Like many of our students, you may have never shared a room before. Sharing a room takes work to keep things smooth. When you move into the residence halls, you’ll need to be prepared to communicate with your roommate(s) to maintain a positive living environment.
Don’t worry! Residence Life staff is trained and available to help you learn to live with another person, and support roommate communication. Your Resident Assistant (RA) will provide a Roommate Agreement for roommates to discuss common shared living topics. To start your new relationship and living environment off right, you’ll want to take some early steps.
Direct and honest communication is key! While social media is an easy method of contacting your roommate, electronic messages are often mis-communicated or interpreted. We encourage you to set up a time to talk with your roommate(s) in-person before using social media.
Topics you might consider discussing with your roommate(s) include:
- Personal and Shared Items: Sometimes, roommates bring items to share with the entire room (e.g. TV, decorations, etc.). It is important to discuss what items you'll share together, and what items are solely for personal use (e.g. toothbrush, food, etc.). There may be some things you share only when permission is asked, so discuss expectations of your personal and shared property. Note that these preferences may change, so review these periodically!
- Guests (including overnight guests): Be sure to talk about who can visit, how often, and how long. With overnight guests, make sure your roommate(s) is comfortable having guests, and work out a system to communicate in advance so your roommate(s) is prepared. Per Residence Life policy, a guest can only stay for 2 nights in any 7-day period with prior permission.

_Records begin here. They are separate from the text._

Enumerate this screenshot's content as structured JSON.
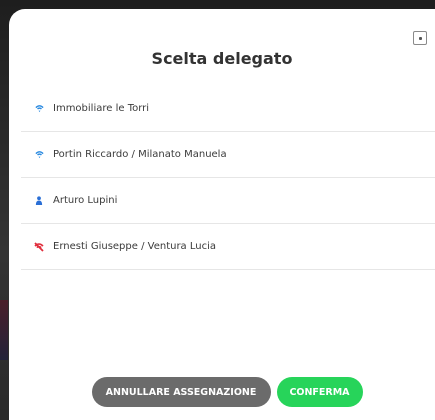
{
  "dialog": {
    "title": "Scelta delegato",
    "close_label": "close"
  },
  "delegates": [
    {
      "label": "Immobiliare le Torri",
      "icon": "wifi-icon",
      "color": "#2a8ae0"
    },
    {
      "label": "Portin Riccardo / Milanato Manuela",
      "icon": "wifi-icon",
      "color": "#2a8ae0"
    },
    {
      "label": "Arturo Lupini",
      "icon": "person-icon",
      "color": "#2a6fd6"
    },
    {
      "label": "Ernesti Giuseppe / Ventura Lucia",
      "icon": "broken-signal-icon",
      "color": "#e02d3c"
    }
  ],
  "actions": {
    "cancel_label": "ANNULLARE ASSEGNAZIONE",
    "confirm_label": "CONFERMA"
  },
  "colors": {
    "confirm": "#27d45a",
    "cancel": "#6b6b6b"
  }
}
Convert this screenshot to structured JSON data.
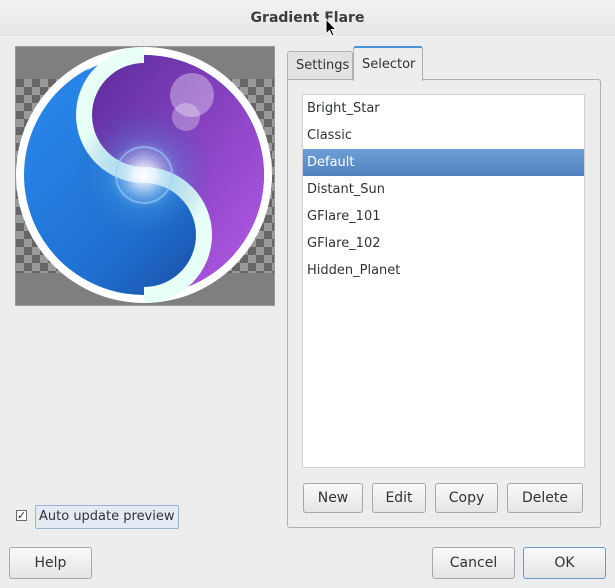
{
  "window": {
    "title": "Gradient Flare"
  },
  "tabs": [
    {
      "label": "Settings",
      "active": false
    },
    {
      "label": "Selector",
      "active": true
    }
  ],
  "flare_list": {
    "items": [
      "Bright_Star",
      "Classic",
      "Default",
      "Distant_Sun",
      "GFlare_101",
      "GFlare_102",
      "Hidden_Planet"
    ],
    "selected": "Default"
  },
  "list_buttons": {
    "new": "New",
    "edit": "Edit",
    "copy": "Copy",
    "delete": "Delete"
  },
  "preview_options": {
    "auto_update_label": "Auto update preview",
    "auto_update_checked": true
  },
  "dialog_buttons": {
    "help": "Help",
    "cancel": "Cancel",
    "ok": "OK"
  },
  "colors": {
    "selection": "#5b8dcb",
    "accent": "#4a90d9",
    "window_bg": "#ededed"
  }
}
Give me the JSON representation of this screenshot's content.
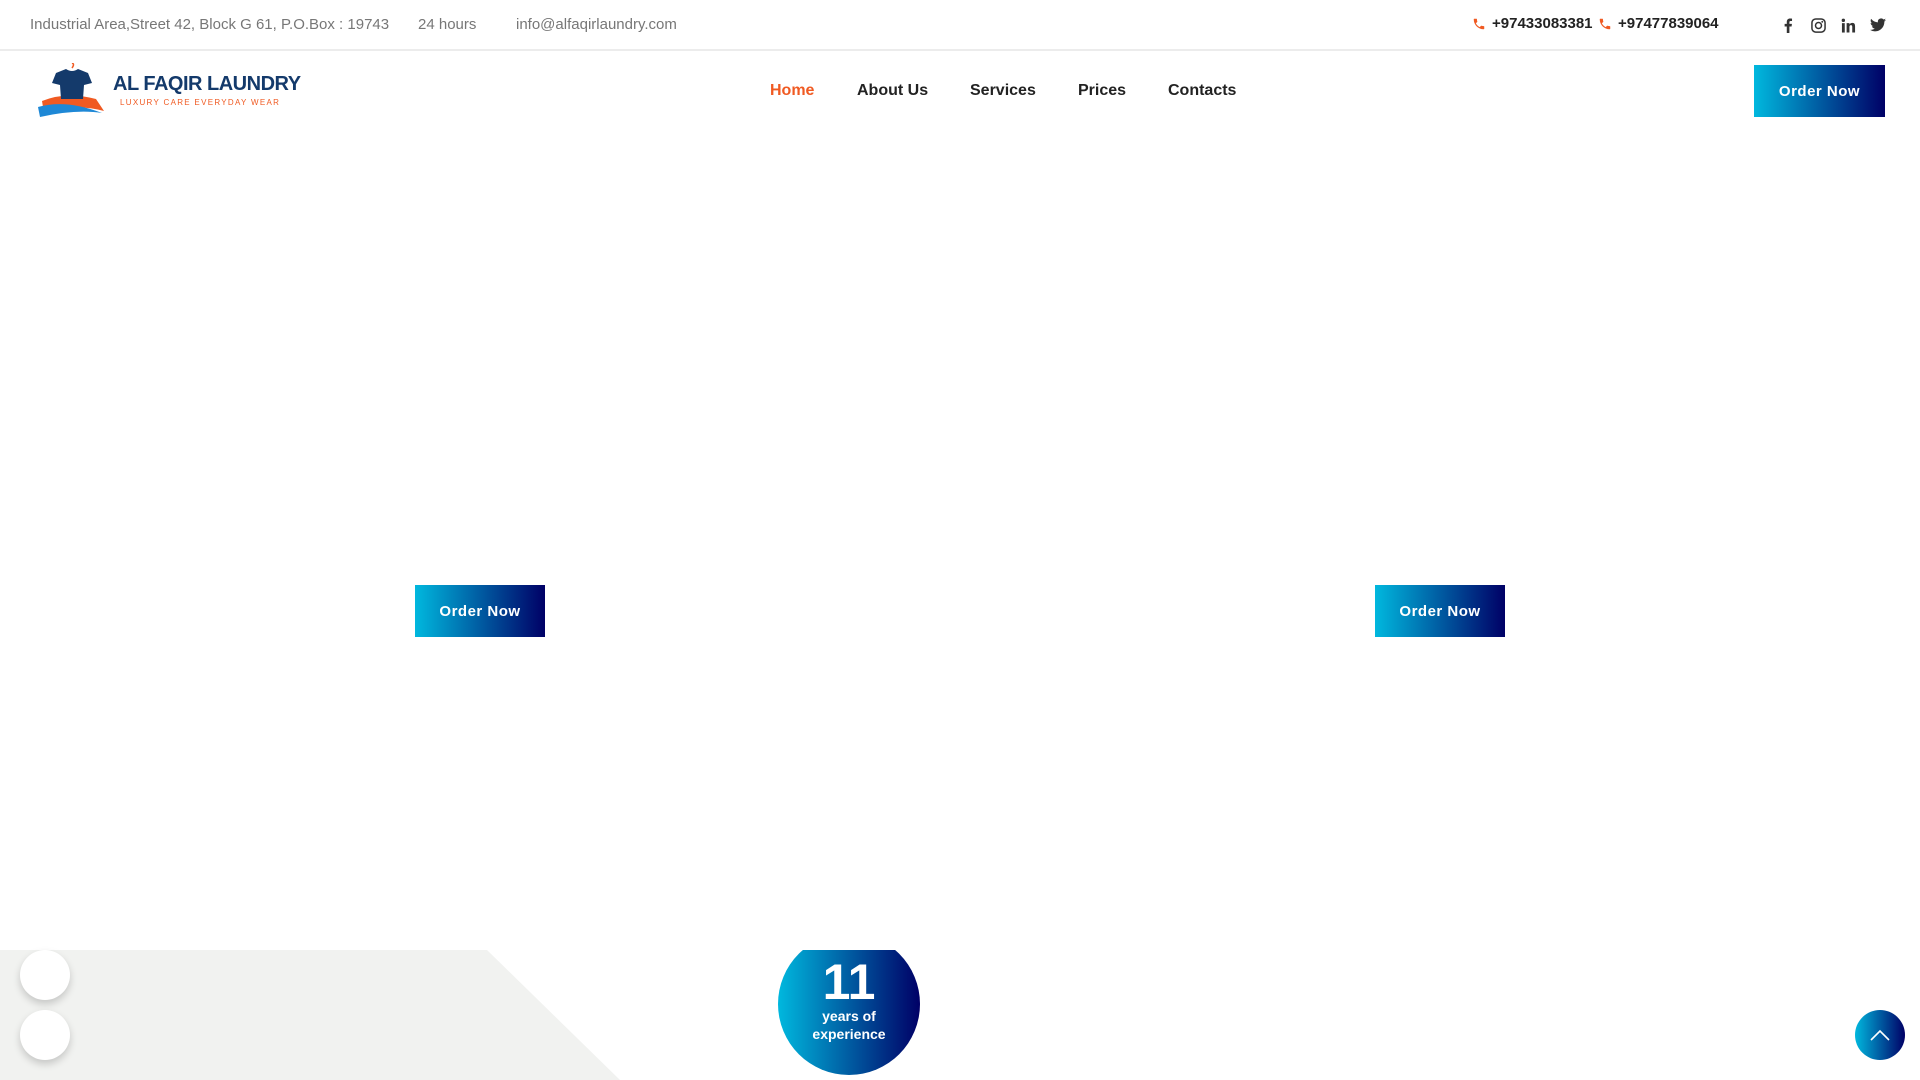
{
  "topbar": {
    "address": "Industrial Area,Street 42, Block G 61, P.O.Box : 19743",
    "hours": "24 hours",
    "email": "info@alfaqirlaundry.com",
    "phones": [
      "+97433083381",
      "+97477839064"
    ]
  },
  "logo": {
    "title": "AL FAQIR LAUNDRY",
    "tagline": "LUXURY CARE  EVERYDAY WEAR"
  },
  "nav": {
    "items": [
      "Home",
      "About Us",
      "Services",
      "Prices",
      "Contacts"
    ],
    "active": "Home",
    "order_label": "Order Now"
  },
  "hero": {
    "buttons": [
      "Order Now",
      "Order Now"
    ]
  },
  "experience": {
    "number": "11",
    "label_line1": "years of",
    "label_line2": "experience"
  },
  "colors": {
    "accent": "#f05a22",
    "gradient_start": "#00b8de",
    "gradient_end": "#000066"
  }
}
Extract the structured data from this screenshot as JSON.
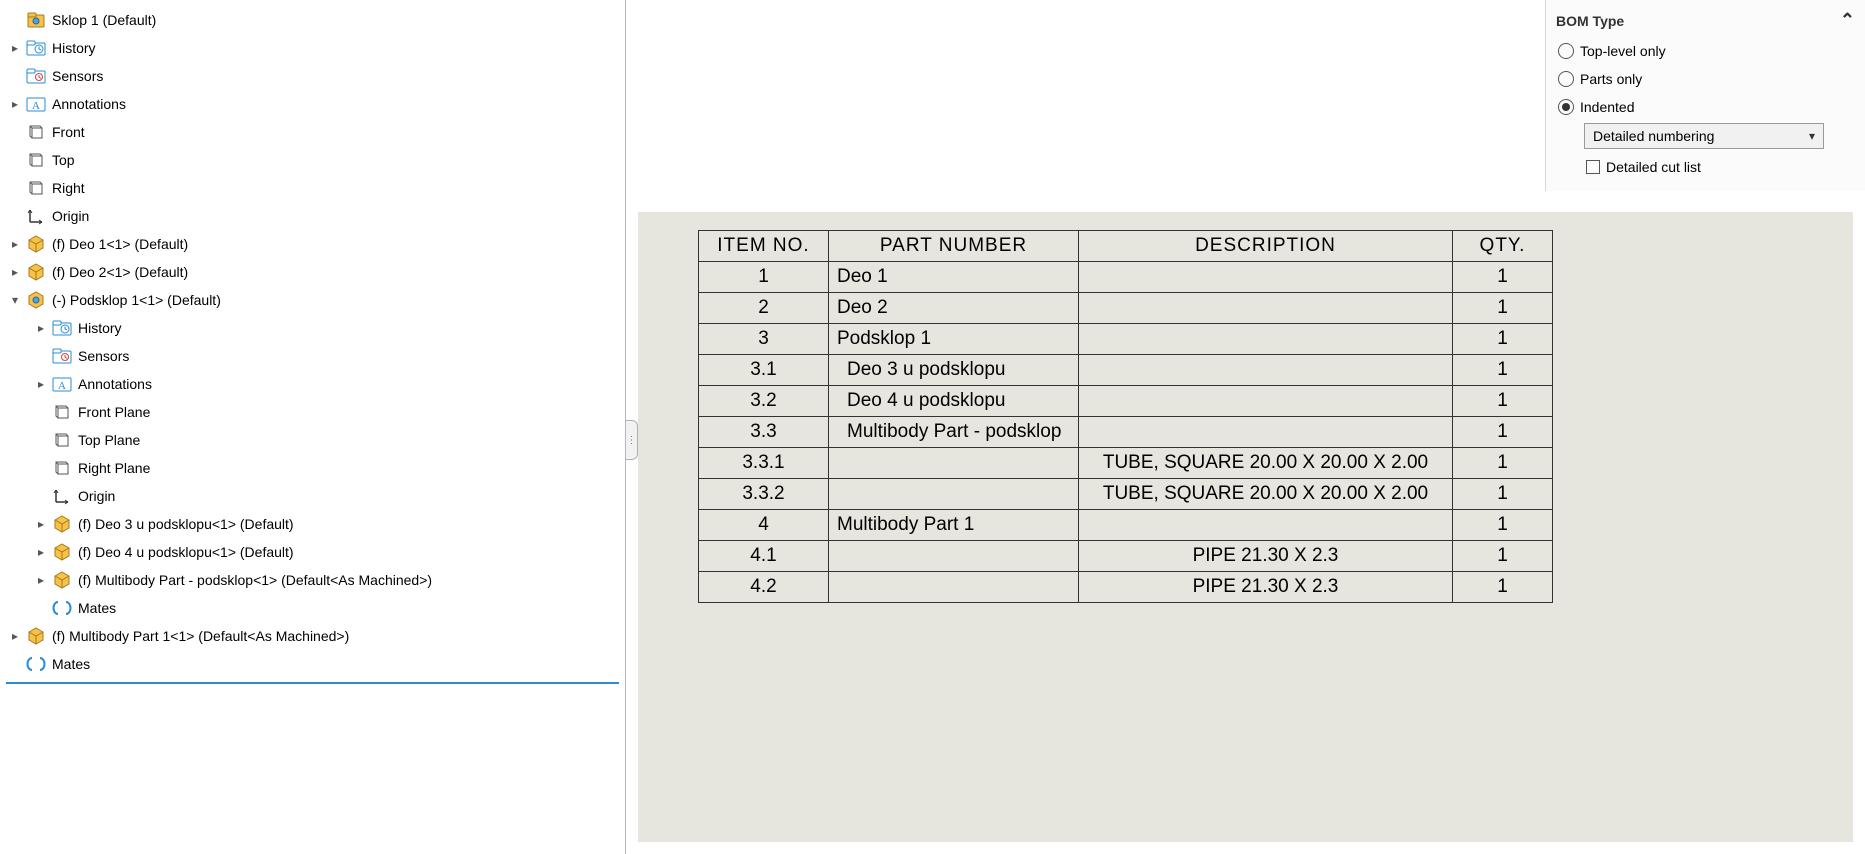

- Room Use & Noise: Do you plan to socialize, or is it primarily a space to study and sleep? Make sure you talk about what each roommate expects when in the room, and how you will let each other know when you need privacy or extra study and sleep time.
- Room Cleanliness: Consider how often the room will be cleaned and how tasks such as taking out the trash, washing dishes and de-cluttering will be divided. Roommates should share cleaning responsibilities of their shared spaces, and talk with suitemates about a shared bathroom cleaning schedule.
- Roommate or BFF?: Will your roommate be your best friend? Maybe, but it’s okay (and common) if you connect with someone other than your roommate too. Sometimes, best friends may not be the best roommates. You’ll want to have a good relationship with your roommate(s), but respect outside friendships too. It’s unlikely you’ll spend every moment with your roommate, so ensure to discuss boundaries and what personal time with friends looks like.
- Communication Expectations: Even if you agree on everything, unexpected issues could arise. The most successful roommates develop a plan for communicating issues quickly and respectfully, so they can work together to make things right. It’s important to talk with your roommate about how to best communicate problems so no one gets offended or hurt. Face-to-face communication is best when issues arise because notes, texts and emails can be misread and easily lead to hurt feelings.
Remember, once you get here, your RA will help you complete your Roommate Agreement to aid in discussing these topics. They can also help with whatever comes up! If issues arise that you can’t work out on your own, we’ll help you revisit and revise your Roommate Agreement so it works better for everyone's living expectations and needs.